Datelined Seoul, the announcement was issued by Samsung Display on Thursday. How unbreakable?
Paul Lilly, HotHardware, reported that the Underwriters Laboratories went ahead to certify the screen. That is notable, since the UL is an official testing company for OSHA, the Occupational Safety and Health Administration of the US Department of Labor.
No glass casing here, Lilly reported. This is a story of plastic, claimed to be similar to glass, to cover an OLED panel. Why not glass? Samsung said, "Current-generation flexible display products attach a glass-covered window to their display that often breaks when severely impacted."
"The fortified plastic window is especially suitable for portable electronic devices not only because of its unbreakable characteristics, but also because of its lightweight, transmissivity and hardness, which are all very similar to glass," said Hojung Kim, general manager of the Communication Team, Samsung Display Company, in the news release.

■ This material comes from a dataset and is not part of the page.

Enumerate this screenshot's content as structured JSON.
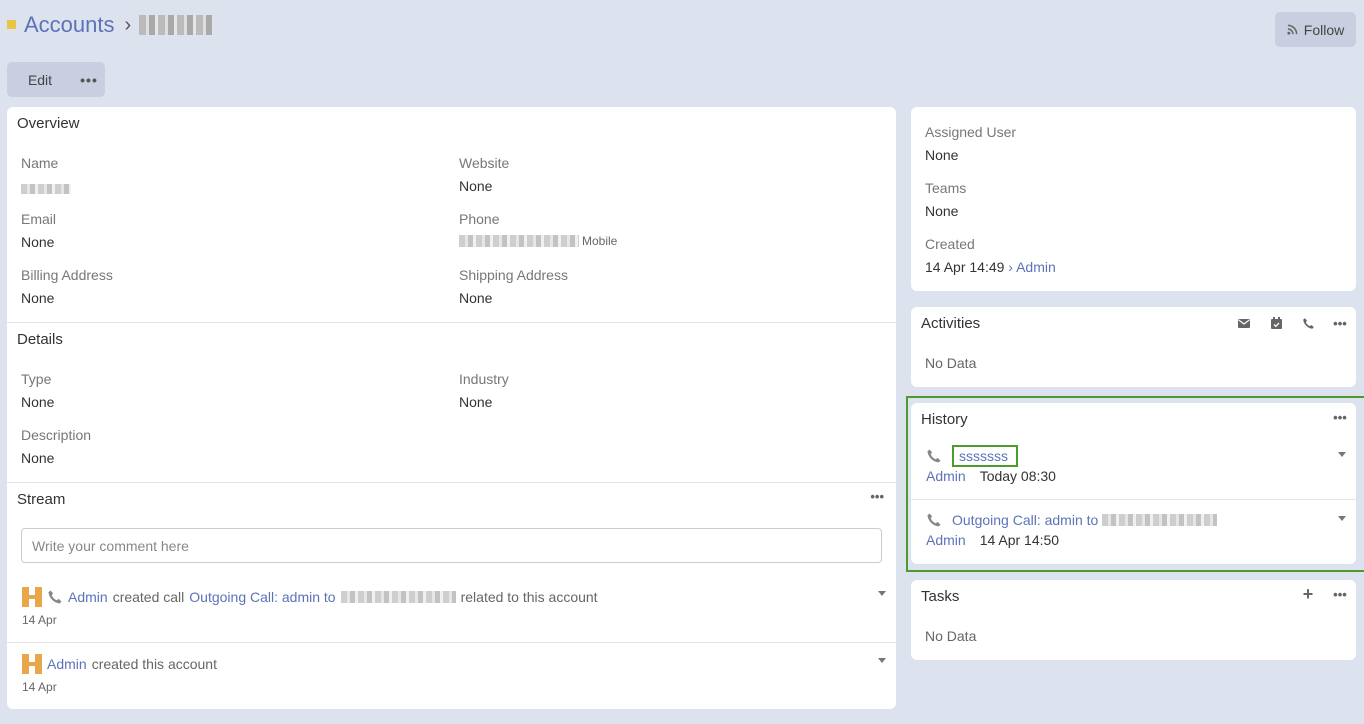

Tyler Lee in Ubergizmo: "If there is a weak point on most smartphones, it would be the display as this is generally made from glass." At the end of the day, said Lee, glass is glass— a phone falling at the wrong angle could end up in your display cracking.
Samsung Display said it developed the panel "with an unbreakable substrate and an overlay window securely adhered to it."
The point is not lost on tech watchers reacting to the announcement that flexible displays are as much the story as unbreakable displays. CNET has its eyes on the first truly foldable handset—which "could be around the corner."
Steven Musil wrote that "Samsung is widely expected to release a device that will be a truly foldable phone with one flexible OLED display and no hinge."
Here is how the UL testing went down, as reported by Lilly.
The display survived 26 successive drop tests from 4 feet above the ground. But UL got even more ambitious in seeing if the display could survive drops. The display was dropped from 6 feet above ground, higher than the US military standard, and it survived.
Another trial involved temperatures. Extreme temperature fluctuations from -32C (-25.6F) to 71C (159.8F) did not bring it down, as it continued functioning normally— no damage to front, sides or edges.
Predictably, the announcement had tech watching sites guessing at the likelihood of seeing these unbreakable covers in stores any time soon.
No official dates were publicized as to when Samsung or its display customers will use the technology. Fingas remarked that "Samsung will offer its panel for use in devices like phones, cars, game consoles, tablets and 'mobile military devices,' but that's contingent on both Samsung itself and partners lining up."